● Data listing:
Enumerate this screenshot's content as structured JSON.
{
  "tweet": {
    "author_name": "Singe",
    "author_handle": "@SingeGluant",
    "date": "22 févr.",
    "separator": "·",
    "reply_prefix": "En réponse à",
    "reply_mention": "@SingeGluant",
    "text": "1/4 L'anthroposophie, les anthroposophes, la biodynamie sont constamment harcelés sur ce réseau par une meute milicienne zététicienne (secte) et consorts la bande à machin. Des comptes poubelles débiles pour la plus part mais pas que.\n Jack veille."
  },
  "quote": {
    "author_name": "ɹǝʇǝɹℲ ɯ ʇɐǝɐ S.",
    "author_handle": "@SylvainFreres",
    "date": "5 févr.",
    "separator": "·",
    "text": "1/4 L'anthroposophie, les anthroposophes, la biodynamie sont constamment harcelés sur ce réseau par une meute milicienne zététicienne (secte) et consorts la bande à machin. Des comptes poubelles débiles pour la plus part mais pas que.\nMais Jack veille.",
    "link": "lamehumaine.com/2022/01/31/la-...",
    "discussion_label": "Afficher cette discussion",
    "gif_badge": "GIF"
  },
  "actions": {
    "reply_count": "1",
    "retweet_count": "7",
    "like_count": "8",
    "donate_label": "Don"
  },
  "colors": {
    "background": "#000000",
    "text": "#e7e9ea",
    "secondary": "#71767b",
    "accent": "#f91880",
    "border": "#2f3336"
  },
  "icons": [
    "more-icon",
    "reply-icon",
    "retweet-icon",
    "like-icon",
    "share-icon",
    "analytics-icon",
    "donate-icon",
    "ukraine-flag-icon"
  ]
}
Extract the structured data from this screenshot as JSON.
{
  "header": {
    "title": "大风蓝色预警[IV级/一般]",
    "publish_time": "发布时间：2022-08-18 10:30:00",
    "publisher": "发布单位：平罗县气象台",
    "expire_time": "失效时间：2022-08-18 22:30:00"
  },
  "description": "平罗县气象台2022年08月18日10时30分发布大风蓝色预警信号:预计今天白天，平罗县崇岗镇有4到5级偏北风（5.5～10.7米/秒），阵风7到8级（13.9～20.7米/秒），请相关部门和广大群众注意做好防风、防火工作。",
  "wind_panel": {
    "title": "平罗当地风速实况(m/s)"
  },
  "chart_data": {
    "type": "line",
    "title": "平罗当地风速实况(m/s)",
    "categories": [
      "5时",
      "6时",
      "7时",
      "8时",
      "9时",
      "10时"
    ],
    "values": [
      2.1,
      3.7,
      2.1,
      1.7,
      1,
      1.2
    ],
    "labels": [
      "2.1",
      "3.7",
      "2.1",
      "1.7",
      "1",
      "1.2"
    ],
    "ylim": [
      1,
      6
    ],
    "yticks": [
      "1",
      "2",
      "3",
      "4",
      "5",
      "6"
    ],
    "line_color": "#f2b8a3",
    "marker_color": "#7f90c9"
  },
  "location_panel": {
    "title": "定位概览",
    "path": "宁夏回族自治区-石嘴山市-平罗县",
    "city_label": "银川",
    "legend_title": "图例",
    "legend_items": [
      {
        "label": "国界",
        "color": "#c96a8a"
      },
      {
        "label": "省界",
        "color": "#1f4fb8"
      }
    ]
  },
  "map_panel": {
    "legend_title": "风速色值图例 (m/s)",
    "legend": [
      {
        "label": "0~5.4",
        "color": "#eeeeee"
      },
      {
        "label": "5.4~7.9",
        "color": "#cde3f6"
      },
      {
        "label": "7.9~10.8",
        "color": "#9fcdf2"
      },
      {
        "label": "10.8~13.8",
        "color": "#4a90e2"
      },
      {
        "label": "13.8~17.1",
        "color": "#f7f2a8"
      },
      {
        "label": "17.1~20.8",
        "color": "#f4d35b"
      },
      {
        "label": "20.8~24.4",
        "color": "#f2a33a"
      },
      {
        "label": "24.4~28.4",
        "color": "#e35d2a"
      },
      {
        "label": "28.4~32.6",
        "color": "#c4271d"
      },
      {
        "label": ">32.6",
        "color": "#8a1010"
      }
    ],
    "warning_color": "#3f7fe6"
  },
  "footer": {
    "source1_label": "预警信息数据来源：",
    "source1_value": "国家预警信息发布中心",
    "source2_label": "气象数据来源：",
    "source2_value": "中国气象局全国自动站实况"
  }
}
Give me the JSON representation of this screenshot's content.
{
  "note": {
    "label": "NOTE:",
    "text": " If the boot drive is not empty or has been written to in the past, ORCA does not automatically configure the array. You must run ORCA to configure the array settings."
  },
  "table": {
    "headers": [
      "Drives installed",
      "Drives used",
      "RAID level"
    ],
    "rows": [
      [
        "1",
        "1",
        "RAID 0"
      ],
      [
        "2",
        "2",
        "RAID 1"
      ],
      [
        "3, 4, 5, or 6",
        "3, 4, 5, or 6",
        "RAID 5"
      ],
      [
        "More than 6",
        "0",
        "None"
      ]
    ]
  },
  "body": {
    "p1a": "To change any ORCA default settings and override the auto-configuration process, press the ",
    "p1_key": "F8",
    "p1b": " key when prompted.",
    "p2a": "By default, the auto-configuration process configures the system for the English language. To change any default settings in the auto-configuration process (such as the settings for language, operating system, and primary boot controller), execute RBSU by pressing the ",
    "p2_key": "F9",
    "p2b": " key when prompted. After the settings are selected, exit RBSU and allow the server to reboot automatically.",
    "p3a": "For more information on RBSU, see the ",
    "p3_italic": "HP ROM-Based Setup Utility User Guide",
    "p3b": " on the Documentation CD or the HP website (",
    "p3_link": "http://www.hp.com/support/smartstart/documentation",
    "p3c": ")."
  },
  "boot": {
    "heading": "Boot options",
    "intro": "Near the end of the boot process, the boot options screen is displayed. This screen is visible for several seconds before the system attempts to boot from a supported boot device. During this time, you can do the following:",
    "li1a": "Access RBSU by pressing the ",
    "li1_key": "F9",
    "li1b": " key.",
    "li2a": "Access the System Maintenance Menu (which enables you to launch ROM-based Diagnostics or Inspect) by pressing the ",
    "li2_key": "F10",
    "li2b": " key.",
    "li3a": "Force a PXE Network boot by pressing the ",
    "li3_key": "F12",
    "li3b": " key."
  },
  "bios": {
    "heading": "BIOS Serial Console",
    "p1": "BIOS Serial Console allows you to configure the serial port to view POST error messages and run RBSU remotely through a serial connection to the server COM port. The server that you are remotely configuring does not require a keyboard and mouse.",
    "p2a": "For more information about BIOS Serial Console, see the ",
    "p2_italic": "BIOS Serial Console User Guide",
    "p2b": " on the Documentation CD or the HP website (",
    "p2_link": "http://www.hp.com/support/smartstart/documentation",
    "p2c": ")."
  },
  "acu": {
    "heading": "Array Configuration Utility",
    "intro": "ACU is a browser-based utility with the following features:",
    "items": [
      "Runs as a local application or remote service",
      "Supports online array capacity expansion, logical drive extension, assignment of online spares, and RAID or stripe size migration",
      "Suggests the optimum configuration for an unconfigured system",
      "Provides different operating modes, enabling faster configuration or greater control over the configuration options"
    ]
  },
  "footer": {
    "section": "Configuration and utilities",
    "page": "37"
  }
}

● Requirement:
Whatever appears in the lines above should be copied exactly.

● Response below:
Enumerate this screenshot's content as structured JSON.
{
  "tweet": {
    "author_name": "Singe",
    "author_handle": "@SingeGluant",
    "date": "22 févr.",
    "separator": "·",
    "reply_prefix": "En réponse à",
    "reply_mention": "@SingeGluant",
    "text": "1/4 L'anthroposophie, les anthroposophes, la biodynamie sont constamment harcelés sur ce réseau par une meute milicienne zététicienne (secte) et consorts la bande à machin. Des comptes poubelles débiles pour la plus part mais pas que.\n Jack veille."
  },
  "quote": {
    "author_name": "ɹǝʇǝɹℲ ɯ ʇɐǝɐ S.",
    "author_handle": "@SylvainFreres",
    "date": "5 févr.",
    "separator": "·",
    "text": "1/4 L'anthroposophie, les anthroposophes, la biodynamie sont constamment harcelés sur ce réseau par une meute milicienne zététicienne (secte) et consorts la bande à machin. Des comptes poubelles débiles pour la plus part mais pas que.\nMais Jack veille.",
    "link": "lamehumaine.com/2022/01/31/la-...",
    "discussion_label": "Afficher cette discussion",
    "gif_badge": "GIF"
  },
  "actions": {
    "reply_count": "1",
    "retweet_count": "7",
    "like_count": "8",
    "donate_label": "Don"
  },
  "colors": {
    "background": "#000000",
    "text": "#e7e9ea",
    "secondary": "#71767b",
    "accent": "#f91880",
    "border": "#2f3336"
  },
  "icons": [
    "more-icon",
    "reply-icon",
    "retweet-icon",
    "like-icon",
    "share-icon",
    "analytics-icon",
    "donate-icon",
    "ukraine-flag-icon"
  ]
}
Extract the structured data from this screenshot as JSON.
{
  "header": {
    "title": "大风蓝色预警[IV级/一般]",
    "publish_time": "发布时间：2022-08-18 10:30:00",
    "publisher": "发布单位：平罗县气象台",
    "expire_time": "失效时间：2022-08-18 22:30:00"
  },
  "description": "平罗县气象台2022年08月18日10时30分发布大风蓝色预警信号:预计今天白天，平罗县崇岗镇有4到5级偏北风（5.5～10.7米/秒），阵风7到8级（13.9～20.7米/秒），请相关部门和广大群众注意做好防风、防火工作。",
  "wind_panel": {
    "title": "平罗当地风速实况(m/s)"
  },
  "chart_data": {
    "type": "line",
    "title": "平罗当地风速实况(m/s)",
    "categories": [
      "5时",
      "6时",
      "7时",
      "8时",
      "9时",
      "10时"
    ],
    "values": [
      2.1,
      3.7,
      2.1,
      1.7,
      1,
      1.2
    ],
    "labels": [
      "2.1",
      "3.7",
      "2.1",
      "1.7",
      "1",
      "1.2"
    ],
    "ylim": [
      1,
      6
    ],
    "yticks": [
      "1",
      "2",
      "3",
      "4",
      "5",
      "6"
    ],
    "line_color": "#f2b8a3",
    "marker_color": "#7f90c9"
  },
  "location_panel": {
    "title": "定位概览",
    "path": "宁夏回族自治区-石嘴山市-平罗县",
    "city_label": "银川",
    "legend_title": "图例",
    "legend_items": [
      {
        "label": "国界",
        "color": "#c96a8a"
      },
      {
        "label": "省界",
        "color": "#1f4fb8"
      }
    ]
  },
  "map_panel": {
    "legend_title": "风速色值图例 (m/s)",
    "legend": [
      {
        "label": "0~5.4",
        "color": "#eeeeee"
      },
      {
        "label": "5.4~7.9",
        "color": "#cde3f6"
      },
      {
        "label": "7.9~10.8",
        "color": "#9fcdf2"
      },
      {
        "label": "10.8~13.8",
        "color": "#4a90e2"
      },
      {
        "label": "13.8~17.1",
        "color": "#f7f2a8"
      },
      {
        "label": "17.1~20.8",
        "color": "#f4d35b"
      },
      {
        "label": "20.8~24.4",
        "color": "#f2a33a"
      },
      {
        "label": "24.4~28.4",
        "color": "#e35d2a"
      },
      {
        "label": "28.4~32.6",
        "color": "#c4271d"
      },
      {
        "label": ">32.6",
        "color": "#8a1010"
      }
    ],
    "warning_color": "#3f7fe6"
  },
  "footer": {
    "source1_label": "预警信息数据来源：",
    "source1_value": "国家预警信息发布中心",
    "source2_label": "气象数据来源：",
    "source2_value": "中国气象局全国自动站实况"
  }
}
Give me the JSON representation of this screenshot's content.
{
  "note": {
    "label": "NOTE:",
    "text": " If the boot drive is not empty or has been written to in the past, ORCA does not automatically configure the array. You must run ORCA to configure the array settings."
  },
  "table": {
    "headers": [
      "Drives installed",
      "Drives used",
      "RAID level"
    ],
    "rows": [
      [
        "1",
        "1",
        "RAID 0"
      ],
      [
        "2",
        "2",
        "RAID 1"
      ],
      [
        "3, 4, 5, or 6",
        "3, 4, 5, or 6",
        "RAID 5"
      ],
      [
        "More than 6",
        "0",
        "None"
      ]
    ]
  },
  "body": {
    "p1a": "To change any ORCA default settings and override the auto-configuration process, press the ",
    "p1_key": "F8",
    "p1b": " key when prompted.",
    "p2a": "By default, the auto-configuration process configures the system for the English language. To change any default settings in the auto-configuration process (such as the settings for language, operating system, and primary boot controller), execute RBSU by pressing the ",
    "p2_key": "F9",
    "p2b": " key when prompted. After the settings are selected, exit RBSU and allow the server to reboot automatically.",
    "p3a": "For more information on RBSU, see the ",
    "p3_italic": "HP ROM-Based Setup Utility User Guide",
    "p3b": " on the Documentation CD or the HP website (",
    "p3_link": "http://www.hp.com/support/smartstart/documentation",
    "p3c": ")."
  },
  "boot": {
    "heading": "Boot options",
    "intro": "Near the end of the boot process, the boot options screen is displayed. This screen is visible for several seconds before the system attempts to boot from a supported boot device. During this time, you can do the following:",
    "li1a": "Access RBSU by pressing the ",
    "li1_key": "F9",
    "li1b": " key.",
    "li2a": "Access the System Maintenance Menu (which enables you to launch ROM-based Diagnostics or Inspect) by pressing the ",
    "li2_key": "F10",
    "li2b": " key.",
    "li3a": "Force a PXE Network boot by pressing the ",
    "li3_key": "F12",
    "li3b": " key."
  },
  "bios": {
    "heading": "BIOS Serial Console",
    "p1": "BIOS Serial Console allows you to configure the serial port to view POST error messages and run RBSU remotely through a serial connection to the server COM port. The server that you are remotely configuring does not require a keyboard and mouse.",
    "p2a": "For more information about BIOS Serial Console, see the ",
    "p2_italic": "BIOS Serial Console User Guide",
    "p2b": " on the Documentation CD or the HP website (",
    "p2_link": "http://www.hp.com/support/smartstart/documentation",
    "p2c": ")."
  },
  "acu": {
    "heading": "Array Configuration Utility",
    "intro": "ACU is a browser-based utility with the following features:",
    "items": [
      "Runs as a local application or remote service",
      "Supports online array capacity expansion, logical drive extension, assignment of online spares, and RAID or stripe size migration",
      "Suggests the optimum configuration for an unconfigured system",
      "Provides different operating modes, enabling faster configuration or greater control over the configuration options"
    ]
  },
  "footer": {
    "section": "Configuration and utilities",
    "page": "37"
  }
}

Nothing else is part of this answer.